### DATASET EXCERPTS
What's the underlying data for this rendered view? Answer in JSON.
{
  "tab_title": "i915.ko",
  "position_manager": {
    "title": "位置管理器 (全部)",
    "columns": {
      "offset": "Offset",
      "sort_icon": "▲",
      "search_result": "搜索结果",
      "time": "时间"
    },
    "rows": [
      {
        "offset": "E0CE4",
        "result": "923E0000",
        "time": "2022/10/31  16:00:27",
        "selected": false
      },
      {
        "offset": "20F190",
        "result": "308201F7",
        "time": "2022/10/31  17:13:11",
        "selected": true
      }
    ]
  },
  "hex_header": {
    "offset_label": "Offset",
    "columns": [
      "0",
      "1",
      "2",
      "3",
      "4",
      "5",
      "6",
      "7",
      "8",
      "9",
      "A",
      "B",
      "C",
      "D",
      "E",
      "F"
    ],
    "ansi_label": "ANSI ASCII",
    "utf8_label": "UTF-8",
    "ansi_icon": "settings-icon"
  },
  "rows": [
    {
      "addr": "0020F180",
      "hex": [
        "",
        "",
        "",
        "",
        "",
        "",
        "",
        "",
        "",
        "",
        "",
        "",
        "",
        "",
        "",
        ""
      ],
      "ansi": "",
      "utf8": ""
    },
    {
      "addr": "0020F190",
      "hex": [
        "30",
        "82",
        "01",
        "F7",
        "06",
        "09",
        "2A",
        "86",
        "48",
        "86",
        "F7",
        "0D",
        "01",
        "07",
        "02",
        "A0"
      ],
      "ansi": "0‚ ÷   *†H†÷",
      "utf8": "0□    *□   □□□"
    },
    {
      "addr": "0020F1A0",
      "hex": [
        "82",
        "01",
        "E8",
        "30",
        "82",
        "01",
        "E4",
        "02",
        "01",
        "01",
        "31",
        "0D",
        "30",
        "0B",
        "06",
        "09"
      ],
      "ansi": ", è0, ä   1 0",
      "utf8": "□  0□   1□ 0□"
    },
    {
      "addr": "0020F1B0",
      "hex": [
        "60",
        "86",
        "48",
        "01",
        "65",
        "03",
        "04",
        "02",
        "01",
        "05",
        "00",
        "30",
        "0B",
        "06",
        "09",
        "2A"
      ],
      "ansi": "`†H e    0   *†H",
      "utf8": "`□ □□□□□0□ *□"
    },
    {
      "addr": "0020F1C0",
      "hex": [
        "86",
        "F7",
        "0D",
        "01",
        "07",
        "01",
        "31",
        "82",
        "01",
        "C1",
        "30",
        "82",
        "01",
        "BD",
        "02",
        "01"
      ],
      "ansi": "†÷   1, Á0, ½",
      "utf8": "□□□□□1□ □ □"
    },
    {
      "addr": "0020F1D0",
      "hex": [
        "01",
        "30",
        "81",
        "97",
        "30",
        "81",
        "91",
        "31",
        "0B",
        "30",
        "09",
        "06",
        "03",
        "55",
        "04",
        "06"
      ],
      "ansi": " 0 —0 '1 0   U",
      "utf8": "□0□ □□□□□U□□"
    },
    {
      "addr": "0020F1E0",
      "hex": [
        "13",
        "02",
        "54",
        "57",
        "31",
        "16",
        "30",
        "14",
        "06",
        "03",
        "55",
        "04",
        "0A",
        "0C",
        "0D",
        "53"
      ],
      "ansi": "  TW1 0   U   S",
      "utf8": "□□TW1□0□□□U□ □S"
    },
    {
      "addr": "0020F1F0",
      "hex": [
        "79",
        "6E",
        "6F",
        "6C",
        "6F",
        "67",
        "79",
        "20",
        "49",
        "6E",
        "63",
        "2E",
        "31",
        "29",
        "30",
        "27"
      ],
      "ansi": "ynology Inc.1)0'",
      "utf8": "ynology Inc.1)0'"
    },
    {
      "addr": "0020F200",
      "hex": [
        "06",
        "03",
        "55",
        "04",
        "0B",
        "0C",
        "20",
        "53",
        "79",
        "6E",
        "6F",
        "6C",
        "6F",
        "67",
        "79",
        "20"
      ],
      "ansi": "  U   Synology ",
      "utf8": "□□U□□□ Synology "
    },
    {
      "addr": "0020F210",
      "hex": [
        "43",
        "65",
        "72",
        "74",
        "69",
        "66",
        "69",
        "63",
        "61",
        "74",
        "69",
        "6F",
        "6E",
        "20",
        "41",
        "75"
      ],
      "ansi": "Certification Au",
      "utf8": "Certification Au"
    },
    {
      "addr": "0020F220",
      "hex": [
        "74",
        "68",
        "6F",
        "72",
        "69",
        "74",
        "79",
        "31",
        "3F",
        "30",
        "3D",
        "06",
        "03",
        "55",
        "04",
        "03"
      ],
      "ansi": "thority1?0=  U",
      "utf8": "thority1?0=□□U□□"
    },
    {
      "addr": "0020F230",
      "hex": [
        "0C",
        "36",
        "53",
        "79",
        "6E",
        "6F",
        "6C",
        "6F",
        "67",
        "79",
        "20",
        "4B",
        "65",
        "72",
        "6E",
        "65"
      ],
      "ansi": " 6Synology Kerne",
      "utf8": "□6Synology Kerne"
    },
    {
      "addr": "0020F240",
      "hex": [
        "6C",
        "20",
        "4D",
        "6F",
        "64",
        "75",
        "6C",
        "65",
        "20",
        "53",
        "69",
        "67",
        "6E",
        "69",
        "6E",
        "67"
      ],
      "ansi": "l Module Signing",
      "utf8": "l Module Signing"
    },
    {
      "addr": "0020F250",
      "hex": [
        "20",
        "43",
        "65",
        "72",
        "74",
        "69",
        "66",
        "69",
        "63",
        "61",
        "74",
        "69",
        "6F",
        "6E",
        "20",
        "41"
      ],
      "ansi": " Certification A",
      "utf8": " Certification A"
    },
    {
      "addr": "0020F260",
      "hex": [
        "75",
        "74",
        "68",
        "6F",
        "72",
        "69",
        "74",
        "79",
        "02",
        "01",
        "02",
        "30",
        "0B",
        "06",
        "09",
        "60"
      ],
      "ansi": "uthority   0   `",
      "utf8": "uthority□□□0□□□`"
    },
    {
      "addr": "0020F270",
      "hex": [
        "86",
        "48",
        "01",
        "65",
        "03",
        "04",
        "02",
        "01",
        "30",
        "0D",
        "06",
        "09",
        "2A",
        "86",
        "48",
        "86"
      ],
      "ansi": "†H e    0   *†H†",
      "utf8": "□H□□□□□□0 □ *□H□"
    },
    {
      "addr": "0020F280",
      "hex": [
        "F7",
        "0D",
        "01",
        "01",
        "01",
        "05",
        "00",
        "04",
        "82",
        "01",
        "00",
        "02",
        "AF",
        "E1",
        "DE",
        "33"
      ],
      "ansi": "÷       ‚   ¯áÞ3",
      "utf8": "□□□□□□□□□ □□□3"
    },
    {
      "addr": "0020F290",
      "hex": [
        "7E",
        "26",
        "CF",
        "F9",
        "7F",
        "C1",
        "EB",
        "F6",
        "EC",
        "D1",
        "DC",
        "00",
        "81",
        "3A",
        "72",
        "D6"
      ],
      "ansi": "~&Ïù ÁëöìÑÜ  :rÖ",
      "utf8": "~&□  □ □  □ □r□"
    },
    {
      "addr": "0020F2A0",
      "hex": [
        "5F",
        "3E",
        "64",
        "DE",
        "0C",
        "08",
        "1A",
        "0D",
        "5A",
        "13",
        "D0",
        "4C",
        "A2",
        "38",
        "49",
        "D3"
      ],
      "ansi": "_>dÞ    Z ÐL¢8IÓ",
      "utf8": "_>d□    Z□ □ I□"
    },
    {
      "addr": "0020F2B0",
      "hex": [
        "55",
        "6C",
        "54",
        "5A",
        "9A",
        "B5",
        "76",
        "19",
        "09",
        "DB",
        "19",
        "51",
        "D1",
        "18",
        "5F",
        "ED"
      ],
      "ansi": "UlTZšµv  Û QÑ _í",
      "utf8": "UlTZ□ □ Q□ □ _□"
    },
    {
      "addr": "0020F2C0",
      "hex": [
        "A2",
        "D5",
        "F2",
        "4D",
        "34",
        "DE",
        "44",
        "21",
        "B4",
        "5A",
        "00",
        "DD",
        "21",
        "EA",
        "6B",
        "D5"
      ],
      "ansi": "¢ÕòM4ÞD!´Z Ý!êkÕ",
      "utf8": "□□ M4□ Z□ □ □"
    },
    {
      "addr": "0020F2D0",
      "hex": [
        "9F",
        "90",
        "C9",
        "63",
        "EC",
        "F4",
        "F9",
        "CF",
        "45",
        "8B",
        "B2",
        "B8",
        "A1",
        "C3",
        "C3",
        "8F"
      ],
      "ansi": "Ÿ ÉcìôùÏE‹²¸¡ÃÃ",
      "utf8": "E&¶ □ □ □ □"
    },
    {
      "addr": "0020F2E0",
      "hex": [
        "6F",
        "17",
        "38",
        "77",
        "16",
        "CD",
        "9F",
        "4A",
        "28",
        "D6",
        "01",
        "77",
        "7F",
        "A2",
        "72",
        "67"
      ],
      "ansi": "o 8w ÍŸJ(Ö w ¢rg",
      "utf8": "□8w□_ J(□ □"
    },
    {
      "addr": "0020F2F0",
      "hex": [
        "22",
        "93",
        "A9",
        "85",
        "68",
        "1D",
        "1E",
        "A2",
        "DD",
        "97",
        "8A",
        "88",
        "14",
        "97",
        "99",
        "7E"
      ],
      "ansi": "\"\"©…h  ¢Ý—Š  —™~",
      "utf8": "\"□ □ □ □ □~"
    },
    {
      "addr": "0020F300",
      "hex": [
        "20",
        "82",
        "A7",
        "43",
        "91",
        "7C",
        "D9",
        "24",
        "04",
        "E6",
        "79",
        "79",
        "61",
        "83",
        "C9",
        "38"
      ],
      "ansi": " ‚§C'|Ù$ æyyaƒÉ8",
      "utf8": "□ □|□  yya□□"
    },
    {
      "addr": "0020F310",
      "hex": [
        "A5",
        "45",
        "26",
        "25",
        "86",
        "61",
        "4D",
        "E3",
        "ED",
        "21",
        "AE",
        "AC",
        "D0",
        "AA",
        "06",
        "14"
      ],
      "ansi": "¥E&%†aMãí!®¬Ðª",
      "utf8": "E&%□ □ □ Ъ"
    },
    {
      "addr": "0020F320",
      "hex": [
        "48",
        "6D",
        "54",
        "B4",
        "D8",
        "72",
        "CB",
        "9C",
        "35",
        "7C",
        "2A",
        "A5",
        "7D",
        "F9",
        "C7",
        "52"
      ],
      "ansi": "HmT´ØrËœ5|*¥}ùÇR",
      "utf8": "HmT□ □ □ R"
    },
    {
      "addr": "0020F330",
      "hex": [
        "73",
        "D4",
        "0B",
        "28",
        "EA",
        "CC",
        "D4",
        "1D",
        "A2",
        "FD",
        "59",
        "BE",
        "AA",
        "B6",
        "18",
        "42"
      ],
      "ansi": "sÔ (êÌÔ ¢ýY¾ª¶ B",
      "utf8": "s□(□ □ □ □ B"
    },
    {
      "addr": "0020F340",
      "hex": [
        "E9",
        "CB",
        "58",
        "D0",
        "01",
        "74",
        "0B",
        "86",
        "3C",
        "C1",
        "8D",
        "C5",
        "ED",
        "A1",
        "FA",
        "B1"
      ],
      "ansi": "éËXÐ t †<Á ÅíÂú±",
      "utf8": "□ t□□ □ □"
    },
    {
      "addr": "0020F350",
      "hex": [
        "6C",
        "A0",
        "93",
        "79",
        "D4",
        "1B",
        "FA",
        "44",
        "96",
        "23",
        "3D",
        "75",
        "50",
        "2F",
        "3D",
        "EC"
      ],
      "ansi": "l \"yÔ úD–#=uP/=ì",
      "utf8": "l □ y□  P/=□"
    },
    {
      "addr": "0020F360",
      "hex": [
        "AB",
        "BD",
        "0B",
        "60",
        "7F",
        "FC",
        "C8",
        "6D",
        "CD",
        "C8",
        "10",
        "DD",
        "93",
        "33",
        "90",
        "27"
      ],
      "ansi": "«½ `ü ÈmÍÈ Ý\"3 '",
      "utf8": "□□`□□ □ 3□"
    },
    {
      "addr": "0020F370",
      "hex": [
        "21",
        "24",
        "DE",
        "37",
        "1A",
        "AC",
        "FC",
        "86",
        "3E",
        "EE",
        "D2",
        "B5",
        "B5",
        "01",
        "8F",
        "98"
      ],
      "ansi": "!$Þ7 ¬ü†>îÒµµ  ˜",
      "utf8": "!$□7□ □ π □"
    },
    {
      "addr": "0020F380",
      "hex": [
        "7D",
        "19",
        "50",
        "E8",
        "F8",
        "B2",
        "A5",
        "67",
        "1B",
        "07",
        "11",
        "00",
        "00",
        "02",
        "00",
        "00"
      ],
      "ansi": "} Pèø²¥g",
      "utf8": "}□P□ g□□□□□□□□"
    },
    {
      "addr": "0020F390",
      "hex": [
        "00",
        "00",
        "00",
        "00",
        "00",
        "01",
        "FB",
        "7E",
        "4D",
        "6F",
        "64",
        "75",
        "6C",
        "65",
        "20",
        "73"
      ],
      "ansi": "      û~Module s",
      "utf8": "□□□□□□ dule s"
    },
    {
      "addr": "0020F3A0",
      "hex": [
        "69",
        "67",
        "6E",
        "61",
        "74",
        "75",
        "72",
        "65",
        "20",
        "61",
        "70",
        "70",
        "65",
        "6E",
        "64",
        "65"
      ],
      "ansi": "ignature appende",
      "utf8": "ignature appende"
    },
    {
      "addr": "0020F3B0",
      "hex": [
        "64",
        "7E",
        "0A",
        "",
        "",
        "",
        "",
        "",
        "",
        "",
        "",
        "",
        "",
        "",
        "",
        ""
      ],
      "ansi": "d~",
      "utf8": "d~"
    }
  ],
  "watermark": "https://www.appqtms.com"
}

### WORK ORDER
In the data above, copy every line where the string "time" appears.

### WRITTEN SOLUTION
      "time": "时间"
        "time": "2022/10/31  16:00:27",
        "time": "2022/10/31  17:13:11",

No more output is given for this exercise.